From the entries below, gather each line containing the word "text".
---------- DATA EXTRACT ----------
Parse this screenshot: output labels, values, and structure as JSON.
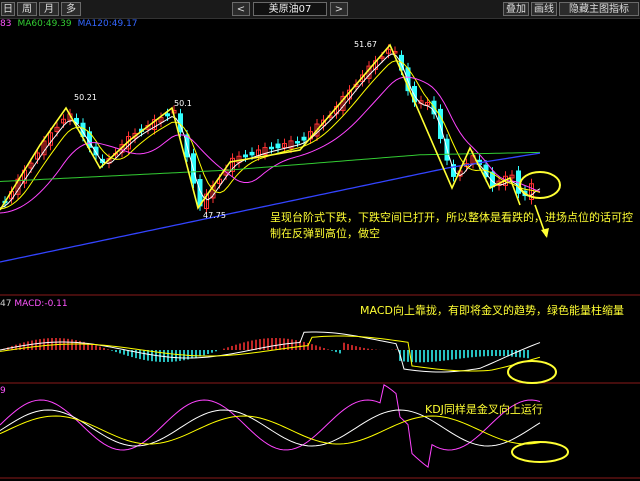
{
  "toolbar": {
    "left_buttons": [
      "日",
      "周",
      "月",
      "多"
    ],
    "prev": "<",
    "symbol": "美原油07",
    "next": ">",
    "right_buttons": [
      "叠加",
      "画线",
      "隐藏主图指标"
    ]
  },
  "ma_legend": [
    {
      "text": "83",
      "color": "#ff55ff"
    },
    {
      "text": "MA60:49.39",
      "color": "#33cc33"
    },
    {
      "text": "MA120:49.17",
      "color": "#3366ff"
    }
  ],
  "price_labels": {
    "h1": "50.21",
    "h2": "50.1",
    "low": "47.75",
    "high": "51.67"
  },
  "annotations": {
    "main_line1": "呈现台阶式下跌，下跌空间已打开，所以整体是看跌的，进场点位的话可控",
    "main_line2": "制在反弹到高位，做空",
    "macd": "MACD向上靠拢，有即将金叉的趋势，绿色能量柱缩量",
    "kdj": "KDJ同样是金叉向上运行"
  },
  "indicators": {
    "macd_prefix": "47",
    "macd_value": "MACD:-0.11",
    "kdj_prefix": "9"
  },
  "colors": {
    "up": "#ff3333",
    "down": "#33ffff",
    "ma_short": "#ffffff",
    "ma_yellow": "#ffff00",
    "ma_magenta": "#ff44ff",
    "ma60": "#33cc33",
    "ma120": "#3344ff",
    "annot": "#ffff33"
  }
}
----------
* **RESPONSE AREA**
      "text": "83",
      "text": "MA60:49.39",
      "text": "MA120:49.17",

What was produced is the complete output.